I will be doing a client development for associates webinar with LexBlog’s  Kevin O’Keefe tomorrow at Noon Eastern Time. It will be fun, in part because it will be interactive. Instead of a PowerPoint presentation, I  will be answering questions from the participants. If you want to learn more about it and sign up, read LexBlog Network Webinar : Client Development for Associates with Cordell Parvin

I recently read a David Rock article describing considerable research on the brain’s role in both learning and performance. They have found that we have both a “hard wired” part of our brain and a “working memory” part of our brain. For the learning and training to be effective, we must seek to move it from the working memory part of our brain to the hard wired part of our brain.

In a nutshell, what does this scientific information mean? Your associates may be “hard wired” to get their hours. But, they are not hard wired to develop their profile as a “go-to” lawyer and build relationships with contacts and clients. Your associates know that to be a successful partner, they must build a book of business and most of them want to do it. Yet, they never get started, in part because they do not know where to start.

Does your firm wait until your lawyers become partners to begin their client development training? By then, it is more difficult to learn, develop and implement client development activities and the learning curve is not reduced. So, I encourage you to begin client development training for your lawyers as soon as they arrive at your law firm.

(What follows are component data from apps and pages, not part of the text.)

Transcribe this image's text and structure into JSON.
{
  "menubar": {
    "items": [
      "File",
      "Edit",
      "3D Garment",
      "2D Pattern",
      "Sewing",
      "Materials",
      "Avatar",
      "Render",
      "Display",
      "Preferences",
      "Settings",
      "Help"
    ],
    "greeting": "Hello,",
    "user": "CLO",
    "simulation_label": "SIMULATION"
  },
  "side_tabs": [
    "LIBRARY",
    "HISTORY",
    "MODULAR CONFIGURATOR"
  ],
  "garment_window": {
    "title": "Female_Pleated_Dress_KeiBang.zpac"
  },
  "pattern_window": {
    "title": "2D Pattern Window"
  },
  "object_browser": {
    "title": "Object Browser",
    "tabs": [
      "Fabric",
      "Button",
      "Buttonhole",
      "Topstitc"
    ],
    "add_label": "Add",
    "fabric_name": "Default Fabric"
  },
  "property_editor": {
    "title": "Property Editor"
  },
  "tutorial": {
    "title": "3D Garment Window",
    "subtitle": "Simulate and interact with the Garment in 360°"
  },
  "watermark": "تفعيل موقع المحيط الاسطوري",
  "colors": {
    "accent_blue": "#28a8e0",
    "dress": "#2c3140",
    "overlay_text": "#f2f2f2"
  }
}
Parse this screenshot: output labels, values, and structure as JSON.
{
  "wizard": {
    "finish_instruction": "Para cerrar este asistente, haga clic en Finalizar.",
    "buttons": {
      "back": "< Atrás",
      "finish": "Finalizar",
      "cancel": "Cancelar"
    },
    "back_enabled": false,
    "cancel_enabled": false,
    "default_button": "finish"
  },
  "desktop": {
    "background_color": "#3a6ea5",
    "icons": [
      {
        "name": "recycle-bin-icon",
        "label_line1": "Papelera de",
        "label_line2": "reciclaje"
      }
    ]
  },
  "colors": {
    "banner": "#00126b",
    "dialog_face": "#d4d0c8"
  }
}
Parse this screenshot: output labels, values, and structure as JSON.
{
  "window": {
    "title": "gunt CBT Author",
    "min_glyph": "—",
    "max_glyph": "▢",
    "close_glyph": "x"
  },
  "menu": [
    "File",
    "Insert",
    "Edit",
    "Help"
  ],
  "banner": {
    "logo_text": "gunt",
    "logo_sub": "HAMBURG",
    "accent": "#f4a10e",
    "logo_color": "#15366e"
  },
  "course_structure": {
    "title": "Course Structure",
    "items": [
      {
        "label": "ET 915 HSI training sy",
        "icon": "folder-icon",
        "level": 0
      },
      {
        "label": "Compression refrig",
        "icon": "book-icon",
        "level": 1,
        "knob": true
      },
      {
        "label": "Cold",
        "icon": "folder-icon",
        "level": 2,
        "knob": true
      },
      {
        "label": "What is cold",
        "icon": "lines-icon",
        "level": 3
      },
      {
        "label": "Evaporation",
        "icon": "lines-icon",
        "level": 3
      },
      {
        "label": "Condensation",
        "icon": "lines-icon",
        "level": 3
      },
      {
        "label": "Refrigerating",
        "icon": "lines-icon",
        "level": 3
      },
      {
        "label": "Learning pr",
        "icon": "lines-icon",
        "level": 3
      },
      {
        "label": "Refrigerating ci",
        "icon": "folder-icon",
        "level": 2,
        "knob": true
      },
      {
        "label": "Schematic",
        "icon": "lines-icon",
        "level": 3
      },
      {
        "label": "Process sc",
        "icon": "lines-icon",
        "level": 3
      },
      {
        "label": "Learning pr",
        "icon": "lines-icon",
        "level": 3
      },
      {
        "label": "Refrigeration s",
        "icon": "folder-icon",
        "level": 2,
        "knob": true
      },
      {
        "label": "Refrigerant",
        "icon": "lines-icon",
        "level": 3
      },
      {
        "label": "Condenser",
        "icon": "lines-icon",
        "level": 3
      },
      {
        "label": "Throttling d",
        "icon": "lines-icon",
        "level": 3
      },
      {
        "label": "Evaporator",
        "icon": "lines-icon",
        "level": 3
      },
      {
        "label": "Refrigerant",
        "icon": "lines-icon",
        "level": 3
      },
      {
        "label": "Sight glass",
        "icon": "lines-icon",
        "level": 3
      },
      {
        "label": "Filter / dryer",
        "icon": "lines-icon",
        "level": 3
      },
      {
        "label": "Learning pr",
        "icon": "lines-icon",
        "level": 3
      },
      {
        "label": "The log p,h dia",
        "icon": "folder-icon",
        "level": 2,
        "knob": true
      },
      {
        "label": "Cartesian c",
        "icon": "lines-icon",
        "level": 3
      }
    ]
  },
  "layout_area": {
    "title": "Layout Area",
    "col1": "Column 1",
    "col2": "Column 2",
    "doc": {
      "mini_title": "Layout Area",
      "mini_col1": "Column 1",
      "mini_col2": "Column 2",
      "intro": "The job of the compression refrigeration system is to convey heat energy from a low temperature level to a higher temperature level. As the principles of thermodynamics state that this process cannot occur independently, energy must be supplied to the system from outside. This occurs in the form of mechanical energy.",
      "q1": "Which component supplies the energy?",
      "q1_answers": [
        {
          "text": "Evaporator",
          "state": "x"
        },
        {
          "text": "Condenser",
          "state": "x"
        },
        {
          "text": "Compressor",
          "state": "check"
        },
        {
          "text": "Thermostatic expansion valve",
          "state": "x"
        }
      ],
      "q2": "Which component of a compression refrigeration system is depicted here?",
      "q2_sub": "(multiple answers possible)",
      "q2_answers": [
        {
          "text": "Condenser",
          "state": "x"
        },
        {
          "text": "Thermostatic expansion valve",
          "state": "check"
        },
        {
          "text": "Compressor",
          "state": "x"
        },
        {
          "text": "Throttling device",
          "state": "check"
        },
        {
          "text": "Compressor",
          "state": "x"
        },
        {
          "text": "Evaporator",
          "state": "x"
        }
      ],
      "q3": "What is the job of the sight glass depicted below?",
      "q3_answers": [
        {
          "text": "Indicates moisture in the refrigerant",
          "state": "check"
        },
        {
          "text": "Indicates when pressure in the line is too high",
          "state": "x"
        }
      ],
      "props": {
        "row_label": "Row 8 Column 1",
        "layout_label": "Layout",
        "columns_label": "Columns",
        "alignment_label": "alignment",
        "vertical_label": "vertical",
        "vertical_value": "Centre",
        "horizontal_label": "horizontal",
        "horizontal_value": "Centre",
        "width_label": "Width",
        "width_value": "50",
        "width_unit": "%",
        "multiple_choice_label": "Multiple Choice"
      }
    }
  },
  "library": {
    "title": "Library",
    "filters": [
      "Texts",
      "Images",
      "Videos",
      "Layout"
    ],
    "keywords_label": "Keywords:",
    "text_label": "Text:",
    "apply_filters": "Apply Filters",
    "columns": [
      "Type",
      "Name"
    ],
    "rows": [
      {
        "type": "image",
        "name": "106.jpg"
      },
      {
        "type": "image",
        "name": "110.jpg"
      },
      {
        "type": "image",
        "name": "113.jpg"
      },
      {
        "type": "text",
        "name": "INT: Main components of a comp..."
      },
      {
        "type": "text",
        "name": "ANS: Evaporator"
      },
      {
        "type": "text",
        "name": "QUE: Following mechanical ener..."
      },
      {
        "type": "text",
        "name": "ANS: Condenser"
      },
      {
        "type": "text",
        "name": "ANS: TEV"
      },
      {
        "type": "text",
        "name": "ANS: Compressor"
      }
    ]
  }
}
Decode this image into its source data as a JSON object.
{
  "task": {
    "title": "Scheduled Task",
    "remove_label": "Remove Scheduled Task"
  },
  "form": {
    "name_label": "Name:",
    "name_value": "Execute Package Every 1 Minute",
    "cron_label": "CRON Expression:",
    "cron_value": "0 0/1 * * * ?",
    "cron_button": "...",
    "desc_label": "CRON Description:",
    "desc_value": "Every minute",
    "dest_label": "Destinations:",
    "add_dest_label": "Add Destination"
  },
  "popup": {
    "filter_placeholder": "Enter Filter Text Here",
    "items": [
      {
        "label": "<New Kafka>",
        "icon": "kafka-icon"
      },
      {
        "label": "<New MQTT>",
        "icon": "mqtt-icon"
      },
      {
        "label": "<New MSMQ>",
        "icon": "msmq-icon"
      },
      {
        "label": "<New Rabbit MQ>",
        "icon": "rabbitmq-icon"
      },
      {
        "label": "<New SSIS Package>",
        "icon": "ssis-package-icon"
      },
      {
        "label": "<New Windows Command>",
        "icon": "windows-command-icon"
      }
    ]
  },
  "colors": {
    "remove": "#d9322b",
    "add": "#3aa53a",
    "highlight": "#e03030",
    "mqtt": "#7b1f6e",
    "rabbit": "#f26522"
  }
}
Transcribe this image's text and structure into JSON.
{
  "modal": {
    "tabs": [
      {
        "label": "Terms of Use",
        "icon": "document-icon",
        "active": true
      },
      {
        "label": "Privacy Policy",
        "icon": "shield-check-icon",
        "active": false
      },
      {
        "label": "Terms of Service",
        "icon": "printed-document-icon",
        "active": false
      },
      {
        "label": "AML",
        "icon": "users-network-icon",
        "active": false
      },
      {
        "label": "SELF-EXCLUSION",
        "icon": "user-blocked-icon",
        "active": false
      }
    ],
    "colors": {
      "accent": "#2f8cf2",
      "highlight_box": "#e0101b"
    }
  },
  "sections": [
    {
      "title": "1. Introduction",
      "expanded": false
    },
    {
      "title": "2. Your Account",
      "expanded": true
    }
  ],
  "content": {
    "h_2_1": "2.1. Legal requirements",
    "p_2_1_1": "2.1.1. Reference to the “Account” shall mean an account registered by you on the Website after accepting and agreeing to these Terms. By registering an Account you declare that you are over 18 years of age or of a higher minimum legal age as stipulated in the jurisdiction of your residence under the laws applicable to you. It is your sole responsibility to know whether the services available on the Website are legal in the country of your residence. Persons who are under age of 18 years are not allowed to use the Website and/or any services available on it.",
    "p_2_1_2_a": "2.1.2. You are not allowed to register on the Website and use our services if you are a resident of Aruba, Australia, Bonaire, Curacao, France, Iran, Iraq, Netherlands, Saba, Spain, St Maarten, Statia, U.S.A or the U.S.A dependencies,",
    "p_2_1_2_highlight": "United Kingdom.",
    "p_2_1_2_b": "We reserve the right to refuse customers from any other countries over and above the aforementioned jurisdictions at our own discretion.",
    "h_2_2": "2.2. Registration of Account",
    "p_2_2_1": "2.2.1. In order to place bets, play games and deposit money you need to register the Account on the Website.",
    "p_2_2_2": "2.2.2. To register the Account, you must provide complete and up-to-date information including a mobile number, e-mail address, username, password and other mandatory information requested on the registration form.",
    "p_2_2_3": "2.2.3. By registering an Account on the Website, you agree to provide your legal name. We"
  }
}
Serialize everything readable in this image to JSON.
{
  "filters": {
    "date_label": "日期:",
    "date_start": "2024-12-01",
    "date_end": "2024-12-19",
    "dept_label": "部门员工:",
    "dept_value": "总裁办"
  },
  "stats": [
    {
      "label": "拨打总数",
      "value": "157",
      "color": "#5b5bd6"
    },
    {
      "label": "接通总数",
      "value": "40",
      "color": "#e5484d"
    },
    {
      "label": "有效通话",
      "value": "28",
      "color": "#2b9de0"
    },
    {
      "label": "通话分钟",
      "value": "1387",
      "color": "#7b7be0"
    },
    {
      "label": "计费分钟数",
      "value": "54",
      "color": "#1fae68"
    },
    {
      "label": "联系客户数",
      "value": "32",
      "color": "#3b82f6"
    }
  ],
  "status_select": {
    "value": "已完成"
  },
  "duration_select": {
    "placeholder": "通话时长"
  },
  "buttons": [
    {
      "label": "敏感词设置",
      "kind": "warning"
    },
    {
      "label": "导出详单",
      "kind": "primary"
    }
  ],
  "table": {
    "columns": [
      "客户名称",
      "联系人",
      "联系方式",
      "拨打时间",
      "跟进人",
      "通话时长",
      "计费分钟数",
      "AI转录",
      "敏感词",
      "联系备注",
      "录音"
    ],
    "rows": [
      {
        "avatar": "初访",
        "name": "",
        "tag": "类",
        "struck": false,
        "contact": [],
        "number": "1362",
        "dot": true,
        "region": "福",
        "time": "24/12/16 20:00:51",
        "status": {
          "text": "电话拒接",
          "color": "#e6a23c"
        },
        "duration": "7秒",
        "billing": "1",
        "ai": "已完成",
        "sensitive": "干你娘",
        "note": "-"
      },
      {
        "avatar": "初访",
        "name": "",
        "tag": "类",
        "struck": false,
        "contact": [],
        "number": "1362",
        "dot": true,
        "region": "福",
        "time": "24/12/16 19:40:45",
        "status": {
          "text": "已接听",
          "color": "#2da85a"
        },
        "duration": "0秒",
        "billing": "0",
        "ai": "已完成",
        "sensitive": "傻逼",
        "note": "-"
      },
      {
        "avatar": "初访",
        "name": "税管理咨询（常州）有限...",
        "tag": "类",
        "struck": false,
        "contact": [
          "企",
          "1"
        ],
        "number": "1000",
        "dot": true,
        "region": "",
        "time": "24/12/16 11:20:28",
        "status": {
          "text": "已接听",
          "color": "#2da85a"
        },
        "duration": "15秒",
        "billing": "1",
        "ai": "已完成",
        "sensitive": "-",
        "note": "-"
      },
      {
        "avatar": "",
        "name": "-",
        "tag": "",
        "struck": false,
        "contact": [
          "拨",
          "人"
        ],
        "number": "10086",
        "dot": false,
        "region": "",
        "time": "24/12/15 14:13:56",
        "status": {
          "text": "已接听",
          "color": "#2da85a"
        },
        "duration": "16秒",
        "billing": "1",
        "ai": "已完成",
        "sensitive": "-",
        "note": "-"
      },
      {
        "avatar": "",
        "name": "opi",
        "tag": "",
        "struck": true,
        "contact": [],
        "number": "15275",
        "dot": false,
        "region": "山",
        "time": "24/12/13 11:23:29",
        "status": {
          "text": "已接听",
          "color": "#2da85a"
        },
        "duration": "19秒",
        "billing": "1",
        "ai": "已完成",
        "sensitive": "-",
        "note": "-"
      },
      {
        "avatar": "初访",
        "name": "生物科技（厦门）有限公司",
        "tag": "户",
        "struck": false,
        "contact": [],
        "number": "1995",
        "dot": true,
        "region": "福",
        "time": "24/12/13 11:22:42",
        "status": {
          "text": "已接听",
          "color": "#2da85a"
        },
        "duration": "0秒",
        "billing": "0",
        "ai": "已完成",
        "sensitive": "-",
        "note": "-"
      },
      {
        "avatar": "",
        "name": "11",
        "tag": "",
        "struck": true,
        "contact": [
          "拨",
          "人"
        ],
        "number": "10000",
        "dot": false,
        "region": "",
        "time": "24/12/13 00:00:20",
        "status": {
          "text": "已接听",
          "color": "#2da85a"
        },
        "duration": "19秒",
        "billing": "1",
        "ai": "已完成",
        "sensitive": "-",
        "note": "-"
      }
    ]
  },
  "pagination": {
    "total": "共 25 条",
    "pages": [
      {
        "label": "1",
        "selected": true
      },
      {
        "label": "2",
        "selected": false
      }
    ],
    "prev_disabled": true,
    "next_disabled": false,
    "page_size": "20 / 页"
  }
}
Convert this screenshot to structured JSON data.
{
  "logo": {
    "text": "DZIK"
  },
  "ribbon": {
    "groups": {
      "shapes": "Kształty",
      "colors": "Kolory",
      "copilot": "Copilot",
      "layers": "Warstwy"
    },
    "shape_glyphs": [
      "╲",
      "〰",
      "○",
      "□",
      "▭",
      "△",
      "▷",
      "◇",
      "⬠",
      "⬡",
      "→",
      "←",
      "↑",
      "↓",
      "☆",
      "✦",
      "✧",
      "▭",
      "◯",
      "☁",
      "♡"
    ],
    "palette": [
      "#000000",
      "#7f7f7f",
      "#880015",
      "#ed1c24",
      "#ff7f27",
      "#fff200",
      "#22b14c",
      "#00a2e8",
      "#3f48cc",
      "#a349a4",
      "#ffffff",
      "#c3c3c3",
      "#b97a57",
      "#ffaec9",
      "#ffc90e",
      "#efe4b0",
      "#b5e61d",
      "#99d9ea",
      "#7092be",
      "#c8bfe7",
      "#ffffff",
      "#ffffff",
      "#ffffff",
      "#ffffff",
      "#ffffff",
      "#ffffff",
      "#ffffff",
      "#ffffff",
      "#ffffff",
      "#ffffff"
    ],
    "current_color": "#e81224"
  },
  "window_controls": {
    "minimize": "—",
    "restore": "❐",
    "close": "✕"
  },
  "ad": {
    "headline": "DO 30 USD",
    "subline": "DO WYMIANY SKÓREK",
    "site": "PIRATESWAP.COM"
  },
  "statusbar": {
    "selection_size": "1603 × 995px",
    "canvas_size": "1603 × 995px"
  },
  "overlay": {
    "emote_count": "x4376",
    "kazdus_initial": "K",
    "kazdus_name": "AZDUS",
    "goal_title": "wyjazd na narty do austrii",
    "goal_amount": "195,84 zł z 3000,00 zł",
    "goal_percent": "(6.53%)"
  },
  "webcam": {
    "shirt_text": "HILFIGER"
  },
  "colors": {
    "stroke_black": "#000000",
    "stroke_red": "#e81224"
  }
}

Your client development training for associates should be in bite sized pieces, not in big chunks. The idea is to have them learn and implement what they have learned before moving on to something else. Begin by simply teaching them how to plan their non-billable time and help them identify the client development tools they can use.

When teaching them, get your associates to focus on client development ideas and solutions, not on the problems they have to overcome to do client development. To the extent possible, let them come to their own answers. As David Rock points out, studies have shown that when people experience an “ah ha” moment on their own there is a sudden adrenaline energy rush that is conducive to making changes.

Finally, training by itself will not likely be successful. However, training with follow-up implementation along with mentoring or coaching will way more likely be successful. So, get your best client development mentors involved in your associate training.